> _Exercise directions_: When every entry has been read, print each one back exactly.

─── Dataset entries

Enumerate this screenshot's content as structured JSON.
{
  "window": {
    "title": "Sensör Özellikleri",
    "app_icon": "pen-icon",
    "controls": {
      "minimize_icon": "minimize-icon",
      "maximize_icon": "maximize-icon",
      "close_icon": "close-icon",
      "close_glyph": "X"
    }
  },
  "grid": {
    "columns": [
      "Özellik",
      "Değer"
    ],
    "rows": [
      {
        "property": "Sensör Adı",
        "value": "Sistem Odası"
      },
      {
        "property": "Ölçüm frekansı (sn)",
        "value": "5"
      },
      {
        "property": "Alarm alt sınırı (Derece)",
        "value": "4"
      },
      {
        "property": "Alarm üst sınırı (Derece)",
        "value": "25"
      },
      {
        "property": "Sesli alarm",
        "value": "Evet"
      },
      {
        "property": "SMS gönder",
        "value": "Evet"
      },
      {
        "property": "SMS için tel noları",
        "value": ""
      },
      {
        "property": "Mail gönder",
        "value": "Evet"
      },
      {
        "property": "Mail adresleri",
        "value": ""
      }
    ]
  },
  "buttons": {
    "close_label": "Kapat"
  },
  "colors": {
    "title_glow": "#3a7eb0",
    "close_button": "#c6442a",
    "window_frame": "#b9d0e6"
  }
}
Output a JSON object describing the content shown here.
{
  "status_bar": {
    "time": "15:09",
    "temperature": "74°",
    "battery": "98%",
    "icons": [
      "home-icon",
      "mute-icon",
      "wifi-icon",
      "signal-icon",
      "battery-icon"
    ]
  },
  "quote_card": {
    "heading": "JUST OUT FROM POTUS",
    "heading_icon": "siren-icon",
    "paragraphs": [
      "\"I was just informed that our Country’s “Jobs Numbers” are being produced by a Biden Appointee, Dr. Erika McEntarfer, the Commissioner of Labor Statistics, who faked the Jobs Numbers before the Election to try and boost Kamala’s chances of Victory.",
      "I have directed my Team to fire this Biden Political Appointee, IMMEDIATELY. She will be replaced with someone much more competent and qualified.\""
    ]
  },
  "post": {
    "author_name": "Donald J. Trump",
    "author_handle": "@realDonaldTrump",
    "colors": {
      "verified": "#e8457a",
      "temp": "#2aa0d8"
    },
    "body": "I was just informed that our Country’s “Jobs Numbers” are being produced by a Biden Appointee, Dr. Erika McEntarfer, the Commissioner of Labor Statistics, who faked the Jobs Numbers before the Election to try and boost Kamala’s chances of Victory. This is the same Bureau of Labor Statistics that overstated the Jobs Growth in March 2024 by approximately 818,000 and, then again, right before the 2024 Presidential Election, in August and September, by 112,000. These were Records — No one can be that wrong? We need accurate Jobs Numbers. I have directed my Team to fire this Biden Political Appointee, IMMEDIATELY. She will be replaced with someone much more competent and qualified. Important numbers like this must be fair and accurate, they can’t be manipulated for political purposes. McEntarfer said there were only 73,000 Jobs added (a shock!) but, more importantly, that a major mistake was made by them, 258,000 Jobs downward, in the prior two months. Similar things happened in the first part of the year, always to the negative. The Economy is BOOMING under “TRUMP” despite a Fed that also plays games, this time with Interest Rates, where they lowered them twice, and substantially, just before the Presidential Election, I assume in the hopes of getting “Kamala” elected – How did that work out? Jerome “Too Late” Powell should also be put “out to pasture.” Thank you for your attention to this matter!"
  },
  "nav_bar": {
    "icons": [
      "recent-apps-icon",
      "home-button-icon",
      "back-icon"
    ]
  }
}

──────

> _Answer space_:
Enumerate this screenshot's content as structured JSON.
{
  "window": {
    "title": "Sensör Özellikleri",
    "app_icon": "pen-icon",
    "controls": {
      "minimize_icon": "minimize-icon",
      "maximize_icon": "maximize-icon",
      "close_icon": "close-icon",
      "close_glyph": "X"
    }
  },
  "grid": {
    "columns": [
      "Özellik",
      "Değer"
    ],
    "rows": [
      {
        "property": "Sensör Adı",
        "value": "Sistem Odası"
      },
      {
        "property": "Ölçüm frekansı (sn)",
        "value": "5"
      },
      {
        "property": "Alarm alt sınırı (Derece)",
        "value": "4"
      },
      {
        "property": "Alarm üst sınırı (Derece)",
        "value": "25"
      },
      {
        "property": "Sesli alarm",
        "value": "Evet"
      },
      {
        "property": "SMS gönder",
        "value": "Evet"
      },
      {
        "property": "SMS için tel noları",
        "value": ""
      },
      {
        "property": "Mail gönder",
        "value": "Evet"
      },
      {
        "property": "Mail adresleri",
        "value": ""
      }
    ]
  },
  "buttons": {
    "close_label": "Kapat"
  },
  "colors": {
    "title_glow": "#3a7eb0",
    "close_button": "#c6442a",
    "window_frame": "#b9d0e6"
  }
}
Output a JSON object describing the content shown here.
{
  "status_bar": {
    "time": "15:09",
    "temperature": "74°",
    "battery": "98%",
    "icons": [
      "home-icon",
      "mute-icon",
      "wifi-icon",
      "signal-icon",
      "battery-icon"
    ]
  },
  "quote_card": {
    "heading": "JUST OUT FROM POTUS",
    "heading_icon": "siren-icon",
    "paragraphs": [
      "\"I was just informed that our Country’s “Jobs Numbers” are being produced by a Biden Appointee, Dr. Erika McEntarfer, the Commissioner of Labor Statistics, who faked the Jobs Numbers before the Election to try and boost Kamala’s chances of Victory.",
      "I have directed my Team to fire this Biden Political Appointee, IMMEDIATELY. She will be replaced with someone much more competent and qualified.\""
    ]
  },
  "post": {
    "author_name": "Donald J. Trump",
    "author_handle": "@realDonaldTrump",
    "colors": {
      "verified": "#e8457a",
      "temp": "#2aa0d8"
    },
    "body": "I was just informed that our Country’s “Jobs Numbers” are being produced by a Biden Appointee, Dr. Erika McEntarfer, the Commissioner of Labor Statistics, who faked the Jobs Numbers before the Election to try and boost Kamala’s chances of Victory. This is the same Bureau of Labor Statistics that overstated the Jobs Growth in March 2024 by approximately 818,000 and, then again, right before the 2024 Presidential Election, in August and September, by 112,000. These were Records — No one can be that wrong? We need accurate Jobs Numbers. I have directed my Team to fire this Biden Political Appointee, IMMEDIATELY. She will be replaced with someone much more competent and qualified. Important numbers like this must be fair and accurate, they can’t be manipulated for political purposes. McEntarfer said there were only 73,000 Jobs added (a shock!) but, more importantly, that a major mistake was made by them, 258,000 Jobs downward, in the prior two months. Similar things happened in the first part of the year, always to the negative. The Economy is BOOMING under “TRUMP” despite a Fed that also plays games, this time with Interest Rates, where they lowered them twice, and substantially, just before the Presidential Election, I assume in the hopes of getting “Kamala” elected – How did that work out? Jerome “Too Late” Powell should also be put “out to pasture.” Thank you for your attention to this matter!"
  },
  "nav_bar": {
    "icons": [
      "recent-apps-icon",
      "home-button-icon",
      "back-icon"
    ]
  }
}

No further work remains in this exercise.